It's really interesting to think about the effects of ipilimumab particularly, or the ipi/nivo combination, potentially causing colitis, and then potentially causing poor outcomes in terms of new bladder or ostomy formation. That's a really insightful thing to think of on the front end. And so I appreciate that you brought that up and that you and the team are thinking about that as a particular piece that you're assessing as you're thinking about moving this therapy forward.

Min Yuen Teo: Our urology colleagues are very supportive of the concept, and there is definitely the concern, even you might not necessarily need high-grade colitis and even low-grade colitis or any GI toxicity could theoretically impact the ability to form a stoma on your bladder. And that's something that our urology colleagues are actively involved in and perspectively looking at as part of the trial.

Alicia Morgans: That's really important. What other trials are you moving forward in your group? This one's very, very exciting. What other trials are you moving forward in this setting?

Min Yuen Teo: So as I mentioned, we are very interested in the perioperative space. So we have trials examining different of those main themes. So for those patients who are cisplatin-ineligible, we have been examining cisplatin gemcitabine plus atezolizumab combination. So the trial is ongoing, it's close to completion. We don't have any readout yet, but the fact that it was designed as a two-stage, we were able to kind of move on to a two-stage that was a promising development.

And another trial that we have been very interested in, which is run through the Alliance Group led by my colleague, Dr. Iyer is a biomarker selector trial for patients who are eligible for cisplatin, with an aim for bladder preservation.

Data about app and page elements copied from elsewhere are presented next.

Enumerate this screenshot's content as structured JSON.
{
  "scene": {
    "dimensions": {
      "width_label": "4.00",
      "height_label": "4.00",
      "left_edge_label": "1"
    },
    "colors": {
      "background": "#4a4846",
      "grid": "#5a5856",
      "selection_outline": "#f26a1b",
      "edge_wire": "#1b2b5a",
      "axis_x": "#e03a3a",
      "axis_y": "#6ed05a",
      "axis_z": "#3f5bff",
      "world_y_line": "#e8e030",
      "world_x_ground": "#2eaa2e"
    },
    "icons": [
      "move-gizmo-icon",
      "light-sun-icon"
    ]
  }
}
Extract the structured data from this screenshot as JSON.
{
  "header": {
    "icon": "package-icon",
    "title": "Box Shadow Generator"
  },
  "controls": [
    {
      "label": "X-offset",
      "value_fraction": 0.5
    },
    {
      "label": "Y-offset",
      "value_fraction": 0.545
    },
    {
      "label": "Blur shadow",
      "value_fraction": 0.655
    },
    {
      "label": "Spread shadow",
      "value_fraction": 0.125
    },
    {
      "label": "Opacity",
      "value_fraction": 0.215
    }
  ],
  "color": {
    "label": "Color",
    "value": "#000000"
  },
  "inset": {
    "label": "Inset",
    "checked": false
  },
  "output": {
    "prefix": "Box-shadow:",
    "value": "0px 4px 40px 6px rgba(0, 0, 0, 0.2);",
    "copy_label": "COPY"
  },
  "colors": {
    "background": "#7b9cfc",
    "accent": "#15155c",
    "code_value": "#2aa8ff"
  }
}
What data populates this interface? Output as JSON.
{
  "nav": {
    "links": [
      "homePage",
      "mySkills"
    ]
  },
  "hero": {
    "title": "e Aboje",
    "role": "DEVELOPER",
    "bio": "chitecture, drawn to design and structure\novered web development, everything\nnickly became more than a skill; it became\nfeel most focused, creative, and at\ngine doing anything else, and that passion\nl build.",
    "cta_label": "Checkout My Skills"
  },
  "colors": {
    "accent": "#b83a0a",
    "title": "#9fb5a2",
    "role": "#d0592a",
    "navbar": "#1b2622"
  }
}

So that's a very interesting trial conceptually. It really builds on a lot of our group's observation. So our goal has always been interested in how cancer genomics could interact with therapeutic outcomes. So one of our observations with the last few years is that especially alterations in DNA damage repair and response genes like ERCC2, BRCA1s, 2s, and ATMs and so on and so forth, could be associated in [inaudible] platinum and even in immune checkpoint inhibitor sensitivity, at least from some retrospective work, correlation work that we have done in the neoadjuvant space presently, these alterations have been associated with a higher rate of pathologic complete response.

So this trial kind of opened in a large number of sites across the country. It's interesting, it's designed in such a sense that everyone would receive systemic chemotherapy with dose-dense cisplatin, gemcitabine, and concurrently the lab would be running targeted genomic sequencing to see if there are any alterations in these genes.

If we see any alteration of any of these DNA damage and repair and response genes, and post-chemotherapy cystoscopy shows no clinical evidence of disease, these patients would bypass cystectomy and go on observation with the hope that they would not have any further recurrence. And yet at the same time, they're able to preserve their bladder.

This could potentially represent a fairly substantial minority of patients, at least based on our group's work. It could involve easily 20 to 25% of patients with muscle-invasive bladder cancer. So it's not insubstantial. And for those patients who do not have any of these alterations, they would go on to get a radical cystectomy or chemoradiotherapy. And this would also serve as a large sample size, which would help us learn what are the other factors that lead to their cisplatin resistance, or if there are any other factors which could predict their response to treatment.

So from a clinical perspective, there's a lot of potential for patients, and there's a lot of room to study how the further interaction between cancer genomics and outcome.

Alicia Morgans: Absolutely. Well I am always excited to hear what you and your group are up to, and you're really, I would say, pushing the boundaries of what we know and what we can do for patients with muscle-invasive bladder cancer, it sounds like from the neoadjuvant setting all the way through bladder preservation-type settings. And so I'm excited to continue to hear more. I really appreciate you taking the time to share with me today.

Min Yuen Teo: You're welcome. Thank you.

email news signup